## Required work
Output the whole listing exactly, except for the pictures in it.

## Exercise inputs
- - - - - - -

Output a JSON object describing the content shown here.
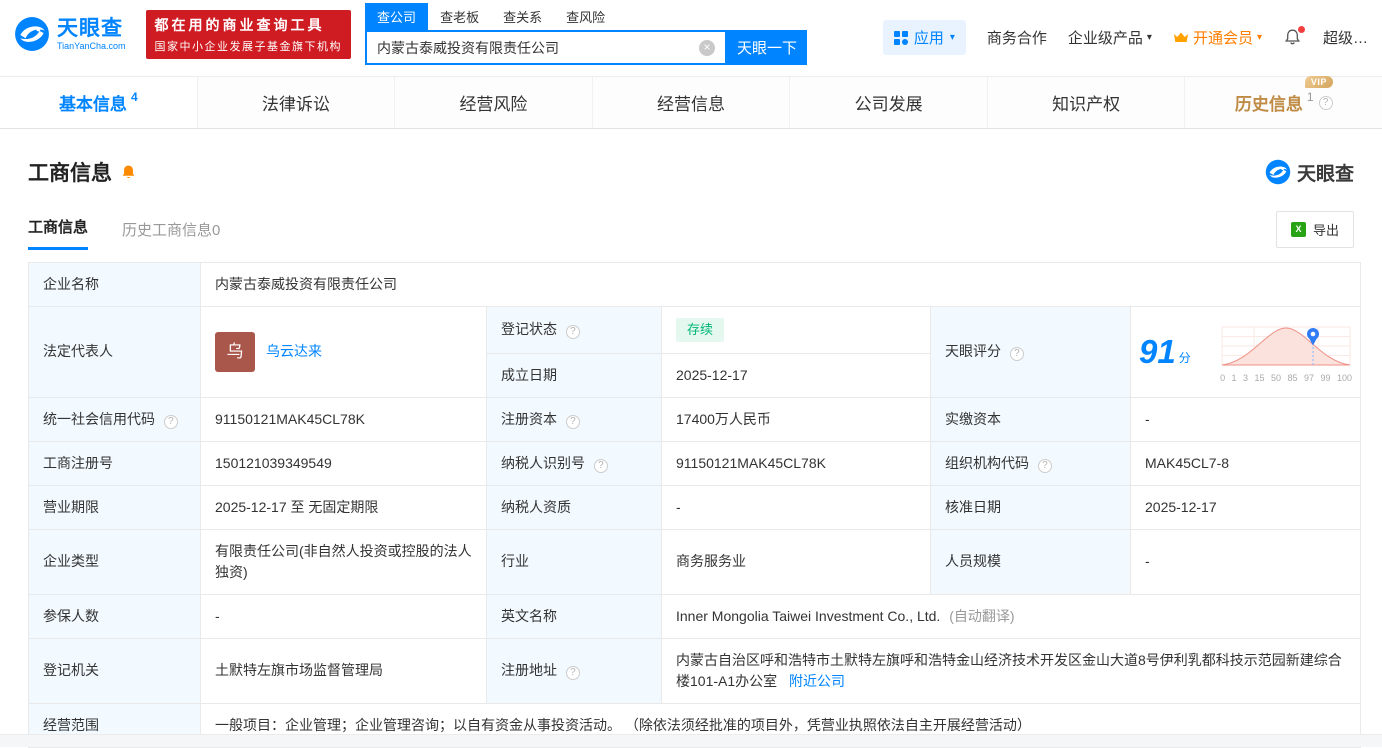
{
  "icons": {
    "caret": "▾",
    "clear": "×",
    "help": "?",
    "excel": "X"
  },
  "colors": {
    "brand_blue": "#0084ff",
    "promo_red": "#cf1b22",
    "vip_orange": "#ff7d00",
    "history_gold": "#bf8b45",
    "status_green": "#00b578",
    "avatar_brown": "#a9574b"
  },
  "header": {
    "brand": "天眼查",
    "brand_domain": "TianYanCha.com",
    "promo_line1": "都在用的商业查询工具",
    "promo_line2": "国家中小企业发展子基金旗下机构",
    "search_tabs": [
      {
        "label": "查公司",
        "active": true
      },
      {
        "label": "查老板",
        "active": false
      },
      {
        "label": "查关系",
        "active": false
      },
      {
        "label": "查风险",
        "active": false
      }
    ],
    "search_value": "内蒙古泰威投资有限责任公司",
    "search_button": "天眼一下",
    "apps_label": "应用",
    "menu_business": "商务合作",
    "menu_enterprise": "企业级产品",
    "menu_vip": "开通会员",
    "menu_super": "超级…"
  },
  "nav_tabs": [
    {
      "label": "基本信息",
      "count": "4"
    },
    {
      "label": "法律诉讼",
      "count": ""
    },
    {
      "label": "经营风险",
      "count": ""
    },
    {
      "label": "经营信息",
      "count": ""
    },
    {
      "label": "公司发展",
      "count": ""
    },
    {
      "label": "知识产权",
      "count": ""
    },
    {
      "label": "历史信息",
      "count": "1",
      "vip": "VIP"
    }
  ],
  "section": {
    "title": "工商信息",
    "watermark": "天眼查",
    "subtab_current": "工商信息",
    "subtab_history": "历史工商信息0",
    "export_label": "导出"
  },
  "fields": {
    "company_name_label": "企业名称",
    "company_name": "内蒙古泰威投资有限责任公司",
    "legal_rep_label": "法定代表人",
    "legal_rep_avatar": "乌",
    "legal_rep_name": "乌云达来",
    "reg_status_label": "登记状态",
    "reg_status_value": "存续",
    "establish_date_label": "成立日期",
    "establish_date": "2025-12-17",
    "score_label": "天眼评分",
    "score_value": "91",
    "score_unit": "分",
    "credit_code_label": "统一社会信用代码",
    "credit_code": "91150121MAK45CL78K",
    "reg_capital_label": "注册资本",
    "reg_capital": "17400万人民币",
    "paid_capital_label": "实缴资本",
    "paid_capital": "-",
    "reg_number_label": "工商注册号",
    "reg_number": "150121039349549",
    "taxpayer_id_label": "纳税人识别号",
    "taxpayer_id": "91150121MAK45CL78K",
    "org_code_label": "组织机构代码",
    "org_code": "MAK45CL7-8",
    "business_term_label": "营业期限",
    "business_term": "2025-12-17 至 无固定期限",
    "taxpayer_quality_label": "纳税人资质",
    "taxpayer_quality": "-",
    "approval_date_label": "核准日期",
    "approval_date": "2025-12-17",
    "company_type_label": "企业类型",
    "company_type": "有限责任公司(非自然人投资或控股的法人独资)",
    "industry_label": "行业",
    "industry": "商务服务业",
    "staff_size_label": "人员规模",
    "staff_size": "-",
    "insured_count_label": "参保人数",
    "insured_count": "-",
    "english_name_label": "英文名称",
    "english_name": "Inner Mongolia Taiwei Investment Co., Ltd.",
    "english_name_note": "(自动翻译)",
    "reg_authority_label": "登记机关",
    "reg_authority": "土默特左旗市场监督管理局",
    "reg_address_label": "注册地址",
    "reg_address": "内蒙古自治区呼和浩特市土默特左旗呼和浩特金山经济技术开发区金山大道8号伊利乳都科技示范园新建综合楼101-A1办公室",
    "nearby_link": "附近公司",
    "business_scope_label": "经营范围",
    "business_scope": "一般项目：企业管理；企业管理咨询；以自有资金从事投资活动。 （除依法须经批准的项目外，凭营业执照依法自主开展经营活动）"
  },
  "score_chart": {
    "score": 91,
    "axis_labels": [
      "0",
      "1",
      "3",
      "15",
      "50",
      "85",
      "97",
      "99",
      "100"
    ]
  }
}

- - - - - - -

## Answer to this task
Output a JSON object describing the content shown here.
{
  "icons": {
    "caret": "▾",
    "clear": "×",
    "help": "?",
    "excel": "X"
  },
  "colors": {
    "brand_blue": "#0084ff",
    "promo_red": "#cf1b22",
    "vip_orange": "#ff7d00",
    "history_gold": "#bf8b45",
    "status_green": "#00b578",
    "avatar_brown": "#a9574b"
  },
  "header": {
    "brand": "天眼查",
    "brand_domain": "TianYanCha.com",
    "promo_line1": "都在用的商业查询工具",
    "promo_line2": "国家中小企业发展子基金旗下机构",
    "search_tabs": [
      {
        "label": "查公司",
        "active": true
      },
      {
        "label": "查老板",
        "active": false
      },
      {
        "label": "查关系",
        "active": false
      },
      {
        "label": "查风险",
        "active": false
      }
    ],
    "search_value": "内蒙古泰威投资有限责任公司",
    "search_button": "天眼一下",
    "apps_label": "应用",
    "menu_business": "商务合作",
    "menu_enterprise": "企业级产品",
    "menu_vip": "开通会员",
    "menu_super": "超级…"
  },
  "nav_tabs": [
    {
      "label": "基本信息",
      "count": "4"
    },
    {
      "label": "法律诉讼",
      "count": ""
    },
    {
      "label": "经营风险",
      "count": ""
    },
    {
      "label": "经营信息",
      "count": ""
    },
    {
      "label": "公司发展",
      "count": ""
    },
    {
      "label": "知识产权",
      "count": ""
    },
    {
      "label": "历史信息",
      "count": "1",
      "vip": "VIP"
    }
  ],
  "section": {
    "title": "工商信息",
    "watermark": "天眼查",
    "subtab_current": "工商信息",
    "subtab_history": "历史工商信息0",
    "export_label": "导出"
  },
  "fields": {
    "company_name_label": "企业名称",
    "company_name": "内蒙古泰威投资有限责任公司",
    "legal_rep_label": "法定代表人",
    "legal_rep_avatar": "乌",
    "legal_rep_name": "乌云达来",
    "reg_status_label": "登记状态",
    "reg_status_value": "存续",
    "establish_date_label": "成立日期",
    "establish_date": "2025-12-17",
    "score_label": "天眼评分",
    "score_value": "91",
    "score_unit": "分",
    "credit_code_label": "统一社会信用代码",
    "credit_code": "91150121MAK45CL78K",
    "reg_capital_label": "注册资本",
    "reg_capital": "17400万人民币",
    "paid_capital_label": "实缴资本",
    "paid_capital": "-",
    "reg_number_label": "工商注册号",
    "reg_number": "150121039349549",
    "taxpayer_id_label": "纳税人识别号",
    "taxpayer_id": "91150121MAK45CL78K",
    "org_code_label": "组织机构代码",
    "org_code": "MAK45CL7-8",
    "business_term_label": "营业期限",
    "business_term": "2025-12-17 至 无固定期限",
    "taxpayer_quality_label": "纳税人资质",
    "taxpayer_quality": "-",
    "approval_date_label": "核准日期",
    "approval_date": "2025-12-17",
    "company_type_label": "企业类型",
    "company_type": "有限责任公司(非自然人投资或控股的法人独资)",
    "industry_label": "行业",
    "industry": "商务服务业",
    "staff_size_label": "人员规模",
    "staff_size": "-",
    "insured_count_label": "参保人数",
    "insured_count": "-",
    "english_name_label": "英文名称",
    "english_name": "Inner Mongolia Taiwei Investment Co., Ltd.",
    "english_name_note": "(自动翻译)",
    "reg_authority_label": "登记机关",
    "reg_authority": "土默特左旗市场监督管理局",
    "reg_address_label": "注册地址",
    "reg_address": "内蒙古自治区呼和浩特市土默特左旗呼和浩特金山经济技术开发区金山大道8号伊利乳都科技示范园新建综合楼101-A1办公室",
    "nearby_link": "附近公司",
    "business_scope_label": "经营范围",
    "business_scope": "一般项目：企业管理；企业管理咨询；以自有资金从事投资活动。 （除依法须经批准的项目外，凭营业执照依法自主开展经营活动）"
  },
  "score_chart": {
    "score": 91,
    "axis_labels": [
      "0",
      "1",
      "3",
      "15",
      "50",
      "85",
      "97",
      "99",
      "100"
    ]
  }
}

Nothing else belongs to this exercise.